• **PROBLEM DESCRIPTION**:
Gather all lines in the entries that include the word "this".

____ EXCERPTED DATA

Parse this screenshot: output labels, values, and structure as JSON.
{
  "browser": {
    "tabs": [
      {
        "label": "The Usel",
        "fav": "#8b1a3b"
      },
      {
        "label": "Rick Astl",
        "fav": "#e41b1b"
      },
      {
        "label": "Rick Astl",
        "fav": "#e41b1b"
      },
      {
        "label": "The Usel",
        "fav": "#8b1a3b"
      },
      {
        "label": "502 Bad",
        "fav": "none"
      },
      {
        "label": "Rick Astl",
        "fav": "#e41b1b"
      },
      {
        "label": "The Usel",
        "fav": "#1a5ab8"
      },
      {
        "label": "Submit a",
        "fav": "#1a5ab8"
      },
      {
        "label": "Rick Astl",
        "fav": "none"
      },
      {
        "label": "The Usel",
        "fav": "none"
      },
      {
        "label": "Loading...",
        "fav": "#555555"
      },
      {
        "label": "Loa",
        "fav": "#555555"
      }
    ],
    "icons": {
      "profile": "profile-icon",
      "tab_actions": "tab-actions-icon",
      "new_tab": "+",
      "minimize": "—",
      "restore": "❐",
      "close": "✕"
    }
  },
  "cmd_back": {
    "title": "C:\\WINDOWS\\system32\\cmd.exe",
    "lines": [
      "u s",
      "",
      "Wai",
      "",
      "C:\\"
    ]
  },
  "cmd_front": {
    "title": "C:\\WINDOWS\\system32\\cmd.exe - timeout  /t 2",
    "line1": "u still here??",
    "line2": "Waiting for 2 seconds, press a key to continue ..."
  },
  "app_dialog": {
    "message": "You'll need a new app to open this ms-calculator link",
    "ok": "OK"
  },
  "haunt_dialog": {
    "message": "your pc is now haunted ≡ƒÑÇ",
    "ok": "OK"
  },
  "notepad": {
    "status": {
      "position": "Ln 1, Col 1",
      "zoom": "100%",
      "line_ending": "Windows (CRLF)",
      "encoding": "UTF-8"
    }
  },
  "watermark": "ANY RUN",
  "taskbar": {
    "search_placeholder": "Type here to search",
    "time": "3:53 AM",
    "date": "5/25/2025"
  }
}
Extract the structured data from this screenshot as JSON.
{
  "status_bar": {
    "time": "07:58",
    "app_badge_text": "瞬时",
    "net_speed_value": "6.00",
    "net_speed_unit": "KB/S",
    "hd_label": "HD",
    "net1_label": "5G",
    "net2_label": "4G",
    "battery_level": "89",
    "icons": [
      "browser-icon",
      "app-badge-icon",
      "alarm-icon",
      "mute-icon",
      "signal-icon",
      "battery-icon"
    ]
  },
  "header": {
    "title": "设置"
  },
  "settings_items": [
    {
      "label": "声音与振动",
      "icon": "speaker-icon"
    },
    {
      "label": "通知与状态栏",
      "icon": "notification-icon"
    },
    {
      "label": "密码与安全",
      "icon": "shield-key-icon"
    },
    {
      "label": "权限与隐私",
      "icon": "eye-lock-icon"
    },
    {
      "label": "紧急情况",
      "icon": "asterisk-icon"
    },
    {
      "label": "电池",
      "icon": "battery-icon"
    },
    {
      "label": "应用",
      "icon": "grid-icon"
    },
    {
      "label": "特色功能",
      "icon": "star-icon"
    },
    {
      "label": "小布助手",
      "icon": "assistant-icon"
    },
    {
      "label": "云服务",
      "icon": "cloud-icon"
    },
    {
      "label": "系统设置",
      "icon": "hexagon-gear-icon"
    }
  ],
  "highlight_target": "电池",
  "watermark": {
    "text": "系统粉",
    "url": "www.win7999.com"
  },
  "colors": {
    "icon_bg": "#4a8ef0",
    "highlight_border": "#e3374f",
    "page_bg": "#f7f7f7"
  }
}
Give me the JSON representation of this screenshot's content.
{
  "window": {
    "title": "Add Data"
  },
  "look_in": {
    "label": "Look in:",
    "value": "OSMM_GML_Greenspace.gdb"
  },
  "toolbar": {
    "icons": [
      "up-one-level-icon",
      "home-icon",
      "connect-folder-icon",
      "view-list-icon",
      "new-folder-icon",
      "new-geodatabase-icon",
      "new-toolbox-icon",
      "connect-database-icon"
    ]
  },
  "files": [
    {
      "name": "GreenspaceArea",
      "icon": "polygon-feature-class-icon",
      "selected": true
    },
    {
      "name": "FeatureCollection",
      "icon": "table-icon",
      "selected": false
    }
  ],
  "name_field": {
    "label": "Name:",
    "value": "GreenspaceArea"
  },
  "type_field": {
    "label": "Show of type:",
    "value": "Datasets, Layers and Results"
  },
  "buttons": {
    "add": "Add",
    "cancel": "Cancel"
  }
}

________

• **SOLVED PROBLEM**:
Parse this screenshot: output labels, values, and structure as JSON.
    "message": "You'll need a new app to open this ms-calculator link",
Extract the structured data from this screenshot as JSON.
Give me the JSON representation of this screenshot's content.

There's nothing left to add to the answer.